So, the first story comes from Dan Scott and Greg Smallwood, and it’s actually pretty good. Dan Slott, however you feel about his recent work, was able to deliver a solid horror story here with Carnage. It follows Blake Bellman, the sole survivor of a heavy metal band that was attacked by Carnage, but Spider-Man and the Human Torch stop him. But the story focuses on Bellman’s downward spiral ’cause he can’t get Carnage out of his head.
Slott really nails Bellman’s breakdown as he feels haunted, or rather marked by Carnage. The dialogue and pacing come at a good steady pace, and it really makes you feel like this man is losing his mind but is trying everything within his power to fight Carnage’s influence. The art by Greg Smallwood is great. He manages to depict this gritty and grounded level for the story in black and white, while using red to evoke moments of raw emotion and horror that signify Carnage’s influence on the story and Bellman.
The next story comes from Karla Pacheco as the writer, Chris Mooneyham as the artist, and Mattia Iacono as the color artist. This story is a re-imagining of Carnage and other familiar Marvel characters as pirates on the high seas. Cletus Kasady leads a marauding pirate crew including Shriek as his First Mate, Hobgoblin, and some others.
They’re looking for treasure, and that treasure is a familiar red symbiote. From there, blood, murder, and mayhem follow. Seeing Carnage and the other characters illustrated as pirates was fun for a while, but it doesn’t have the strongest story. Once Cletus gets the symbiote, things go south for everyone, as it should, and it unfolds with some cool action in this pirate setting.
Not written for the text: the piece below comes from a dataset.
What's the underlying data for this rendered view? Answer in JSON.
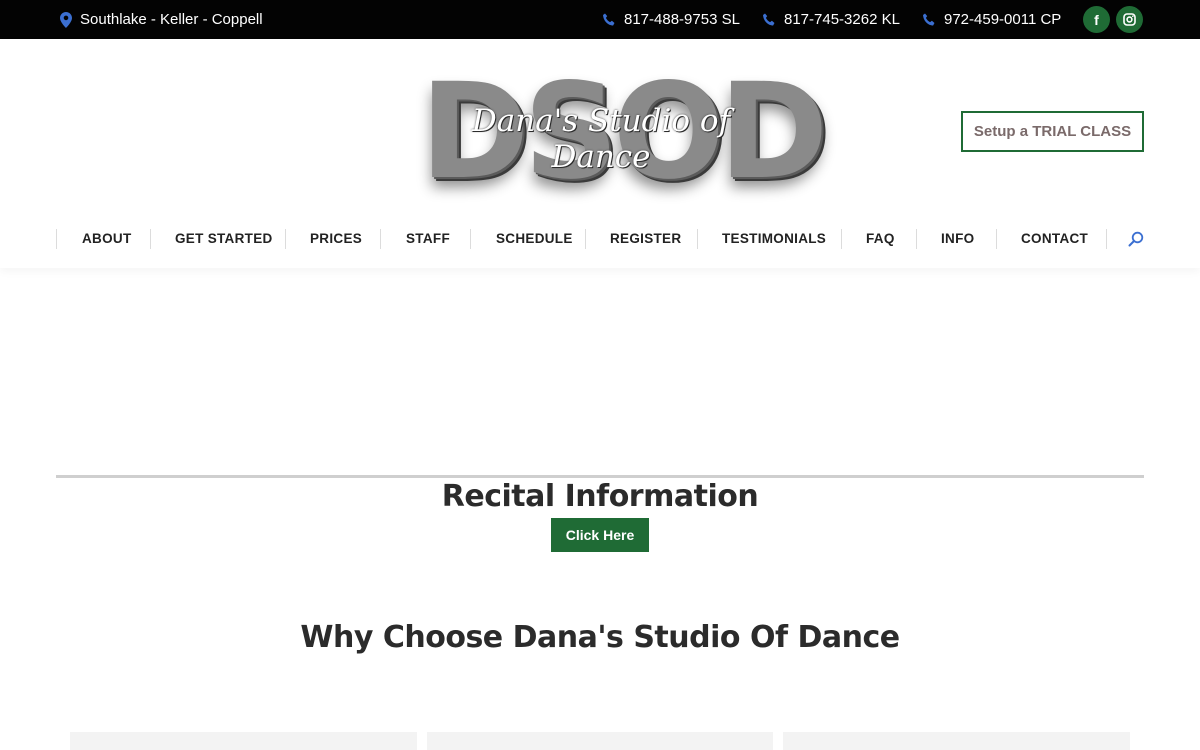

The third and final story is written by Alyssa Wong, drawn by Gerardo Sandoval, inked by Victor Nava, and colored by Erick Arciniega. This story feels like a mix of the previous two stories, it has some tangible fear and horror that you’d have with Carnage at play, but then it goes off the wall with some of its developments. Essentially, the story takes place in Comic-con and it follows a Carnage cosplayer. Anything else after this is a huge spoiler.
So, the guy is at the convention, taking in the sights, and hanging out with Spider-Man cosplayers. But he’s really here to join the Cult of Carnage. If you remember, Carnage actually had a cult during Absolute Carnage who worshipped Knull, the God of the Symbiotes, and revered Kasady as his prophet and harbinger of doom. We haven’t seen them in action during the event or afterwards, and now we’re seeing a handful of members here. The cultists themselves look straight up sinister on every page and every panel they’re in.
This guy is their latest initiate with other Carnage cosplayers, but in truth he’s their sacrifice to Carnage. They all are, and the cultists get underway with the bloody ritual starting with the main cosplayer. The problem? The man is actually the genuine article, Carnage himself. The real star of this story is the artwork, from Sandoval’s illustrations to Nava’s inking, and the blood-red colors from Arciniega are amazing. They really bring Carnage to life when he’s in action. If you don’t like the story, you’ll love the art.
Carnage: Black, White & Blood #3 shows some more bloody stories with Carnage as the star. Some are better than others, the art is all around pretty good and really compliments the stories they’re illustrated for. It’s not better than the second issue, but it’s a nice read if you like Carnage stories.